The described device allows the recovery of the demodulating carrier directly from the received data without using side tones, when the transmission mode is the modulation by signal elements (also called ECHO MODULATION) giving two orthogonal channels also delayed with respect to each other by Tc/4 (Fc = 1/Tc = carrier frequency).

Before describing the device, some theoretical points relating to the used signals will be discussed.

The above-cited definitions of the transmission mode result in having the received signal represented by formula 1 (see the figure). In the formula Epsilon represents the frequency shift, and Ai, Bi are equal to + 1 when the transmitted information elements are binary.

In practice, the received signal must be demodulated by a carrier signal cos 2 Pi (2Fc + Epsilon)t to reconstitute the transmitted signal; the information is then recovered by double sampling at instants 0, T, 2T, ... and -Tc/4, T - Tc/4, 2T - Tc/4, ... (T is the information element period on each channel).

The above-cited demodulating signal can be generated in the receiver; but then it may have a phase difference with respect to its theoretical timing and it may also present instantaneous frequency differences (equivalent to instantaneous phase differences). Such signal is represented by formula 2: cos [2 Pi (2Fc + Epsilon)t + Alpha] (2).
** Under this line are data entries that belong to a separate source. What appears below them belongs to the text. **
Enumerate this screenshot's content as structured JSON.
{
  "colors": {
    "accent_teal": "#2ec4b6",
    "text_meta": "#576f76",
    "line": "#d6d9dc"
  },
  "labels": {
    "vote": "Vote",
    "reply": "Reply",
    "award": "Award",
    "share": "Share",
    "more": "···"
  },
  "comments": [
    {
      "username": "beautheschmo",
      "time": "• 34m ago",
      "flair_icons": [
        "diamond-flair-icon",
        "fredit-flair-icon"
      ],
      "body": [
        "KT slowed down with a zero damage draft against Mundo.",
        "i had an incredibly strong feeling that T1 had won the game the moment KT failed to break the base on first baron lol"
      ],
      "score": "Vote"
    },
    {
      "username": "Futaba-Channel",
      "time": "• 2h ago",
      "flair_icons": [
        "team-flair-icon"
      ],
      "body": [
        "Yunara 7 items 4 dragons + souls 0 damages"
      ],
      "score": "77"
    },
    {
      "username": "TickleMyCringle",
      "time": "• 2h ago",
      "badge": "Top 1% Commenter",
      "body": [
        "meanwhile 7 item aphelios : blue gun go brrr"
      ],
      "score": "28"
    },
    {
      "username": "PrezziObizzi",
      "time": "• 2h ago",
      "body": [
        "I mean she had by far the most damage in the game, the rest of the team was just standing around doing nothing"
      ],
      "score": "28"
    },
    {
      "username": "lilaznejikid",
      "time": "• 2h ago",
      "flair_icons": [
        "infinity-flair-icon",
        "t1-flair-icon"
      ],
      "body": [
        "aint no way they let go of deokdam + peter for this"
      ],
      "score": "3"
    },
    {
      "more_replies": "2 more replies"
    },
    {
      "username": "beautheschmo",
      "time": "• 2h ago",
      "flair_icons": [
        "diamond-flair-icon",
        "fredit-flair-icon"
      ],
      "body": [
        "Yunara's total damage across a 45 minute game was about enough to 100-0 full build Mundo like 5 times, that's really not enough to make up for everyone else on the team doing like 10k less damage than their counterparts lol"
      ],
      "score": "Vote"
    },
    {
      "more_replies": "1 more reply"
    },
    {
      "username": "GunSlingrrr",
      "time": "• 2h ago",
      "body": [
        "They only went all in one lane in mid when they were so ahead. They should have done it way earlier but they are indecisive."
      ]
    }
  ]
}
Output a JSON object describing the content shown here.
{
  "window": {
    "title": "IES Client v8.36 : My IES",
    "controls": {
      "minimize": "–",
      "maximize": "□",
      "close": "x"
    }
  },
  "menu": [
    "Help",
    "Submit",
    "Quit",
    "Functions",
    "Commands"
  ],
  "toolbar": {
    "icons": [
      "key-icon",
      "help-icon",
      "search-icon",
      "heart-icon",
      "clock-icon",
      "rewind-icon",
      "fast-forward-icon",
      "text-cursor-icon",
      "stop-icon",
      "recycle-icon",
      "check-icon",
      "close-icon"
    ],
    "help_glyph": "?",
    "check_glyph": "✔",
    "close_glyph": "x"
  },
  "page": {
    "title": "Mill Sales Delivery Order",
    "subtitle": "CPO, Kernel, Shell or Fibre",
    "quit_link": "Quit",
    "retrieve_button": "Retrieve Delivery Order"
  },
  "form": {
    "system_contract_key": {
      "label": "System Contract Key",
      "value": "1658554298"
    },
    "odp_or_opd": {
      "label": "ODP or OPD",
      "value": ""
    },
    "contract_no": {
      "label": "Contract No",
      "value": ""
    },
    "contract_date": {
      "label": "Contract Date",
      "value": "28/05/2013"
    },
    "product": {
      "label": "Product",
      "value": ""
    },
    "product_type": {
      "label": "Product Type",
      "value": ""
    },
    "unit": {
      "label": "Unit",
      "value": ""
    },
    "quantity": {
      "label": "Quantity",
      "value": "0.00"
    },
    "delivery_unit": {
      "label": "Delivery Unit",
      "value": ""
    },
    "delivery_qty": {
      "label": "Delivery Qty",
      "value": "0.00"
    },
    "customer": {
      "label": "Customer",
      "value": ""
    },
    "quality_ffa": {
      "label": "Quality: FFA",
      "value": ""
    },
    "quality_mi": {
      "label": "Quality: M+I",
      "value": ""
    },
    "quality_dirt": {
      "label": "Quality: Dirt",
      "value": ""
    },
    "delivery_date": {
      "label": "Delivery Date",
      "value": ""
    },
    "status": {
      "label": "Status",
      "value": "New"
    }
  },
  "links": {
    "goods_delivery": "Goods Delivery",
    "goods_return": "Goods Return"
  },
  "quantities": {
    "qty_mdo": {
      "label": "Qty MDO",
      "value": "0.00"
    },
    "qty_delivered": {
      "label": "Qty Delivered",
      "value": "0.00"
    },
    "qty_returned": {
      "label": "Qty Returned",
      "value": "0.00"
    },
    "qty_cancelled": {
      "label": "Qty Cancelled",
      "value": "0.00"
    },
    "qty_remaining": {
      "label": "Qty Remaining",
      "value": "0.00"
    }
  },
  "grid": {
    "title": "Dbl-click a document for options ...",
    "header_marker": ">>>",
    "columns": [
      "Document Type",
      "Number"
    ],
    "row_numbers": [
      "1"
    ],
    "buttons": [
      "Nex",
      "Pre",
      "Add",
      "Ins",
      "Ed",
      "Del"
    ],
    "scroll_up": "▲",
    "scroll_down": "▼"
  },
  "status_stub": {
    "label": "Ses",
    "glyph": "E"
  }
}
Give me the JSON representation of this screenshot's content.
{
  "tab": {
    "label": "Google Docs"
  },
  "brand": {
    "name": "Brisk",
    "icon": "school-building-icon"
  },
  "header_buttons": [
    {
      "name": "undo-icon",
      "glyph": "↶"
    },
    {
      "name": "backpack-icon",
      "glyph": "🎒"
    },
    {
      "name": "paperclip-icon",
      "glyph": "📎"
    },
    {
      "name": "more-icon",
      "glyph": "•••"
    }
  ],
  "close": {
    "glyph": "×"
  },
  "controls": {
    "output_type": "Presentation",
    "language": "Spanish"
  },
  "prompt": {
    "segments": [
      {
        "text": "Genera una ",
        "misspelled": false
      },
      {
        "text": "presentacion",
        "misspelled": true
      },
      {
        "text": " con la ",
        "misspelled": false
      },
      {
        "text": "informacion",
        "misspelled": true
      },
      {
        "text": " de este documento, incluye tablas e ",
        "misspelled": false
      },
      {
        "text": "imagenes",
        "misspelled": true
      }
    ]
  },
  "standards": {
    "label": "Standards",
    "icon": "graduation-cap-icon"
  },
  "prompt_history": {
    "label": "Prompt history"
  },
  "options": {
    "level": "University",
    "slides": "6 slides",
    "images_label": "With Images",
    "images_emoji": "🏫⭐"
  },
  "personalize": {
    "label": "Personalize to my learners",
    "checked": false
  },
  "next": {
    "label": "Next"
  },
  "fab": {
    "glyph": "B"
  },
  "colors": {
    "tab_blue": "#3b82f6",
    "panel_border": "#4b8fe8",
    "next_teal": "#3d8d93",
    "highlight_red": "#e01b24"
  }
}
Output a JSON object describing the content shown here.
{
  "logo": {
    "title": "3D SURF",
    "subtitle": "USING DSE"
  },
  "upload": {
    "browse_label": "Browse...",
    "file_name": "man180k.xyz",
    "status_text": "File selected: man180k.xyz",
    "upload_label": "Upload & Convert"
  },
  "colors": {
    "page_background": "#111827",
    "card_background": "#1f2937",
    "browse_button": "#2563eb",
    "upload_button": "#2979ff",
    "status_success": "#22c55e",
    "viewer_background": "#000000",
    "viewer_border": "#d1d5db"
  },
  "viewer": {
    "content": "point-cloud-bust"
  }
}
If the received signal is demodulated by the signal of formula 2 and by the orthogonal signal of formula 3 sin [2 Pi (2Fc + Epsilon)t + Alpha] (3). the respective signals y(t) and y(t) are obtained. If T and Tc are linked by relation T = Lambda Tc/2 (Lambda = integer), formula 4 y(kT) cos Alpha(1k) + y(kT) sin Alpha(1k) = (Ak Pi /T) cos k Lambda Pi (4). gives the relation between y(t) and y(t) at instants t = kT (k = 0, 1, ...); Alpha(1k) is the value of Alpha at instant kT.

Similarly, the relation given by formula 5 y(kT - Tc/4) cos Alpha (2k) + y(kT - Tc/4) sin Alpha (2k) = (Bk Pi /T) cos k Lambda Pi (5) exists between signals y(t) and y(t) at instants t = kT - Tc/4 = kT - T/2 Lambda ; Alpha is the value of Alpha at instant kT - Tc/4. Formulae 4 and 5 allows computation of Alpha which is, in turn, used to force Alpha to zero by acting on the generator delivering demodulating signals of formulae 2 and 3; in practice, in normal running, Alpha is always small and, for example, formula 4 can be written as in formula 6: y(kT) . Alpha (1k) = (Ak Pi /T) . cos k Lambda Pi - y(kT) (6). A formula 6' (not written) very similar to formula 6 is obtained from formula 5. In formulae 4, 5, 6, 6', the term in cos k Lambda Pi is equal to 1 for any k if Lambda is even, or for k even if Lambda is odd (Lambda and k are integers); then (Ak Pi /T - y(kT) = Delta [y(kT)] which is the deviation of the received signal from its ideal value.

In practice, binary phase corrections are introduced in the phase-locked oscillator of the demodulating signal generator; accordingly, formula 6 can be used in the...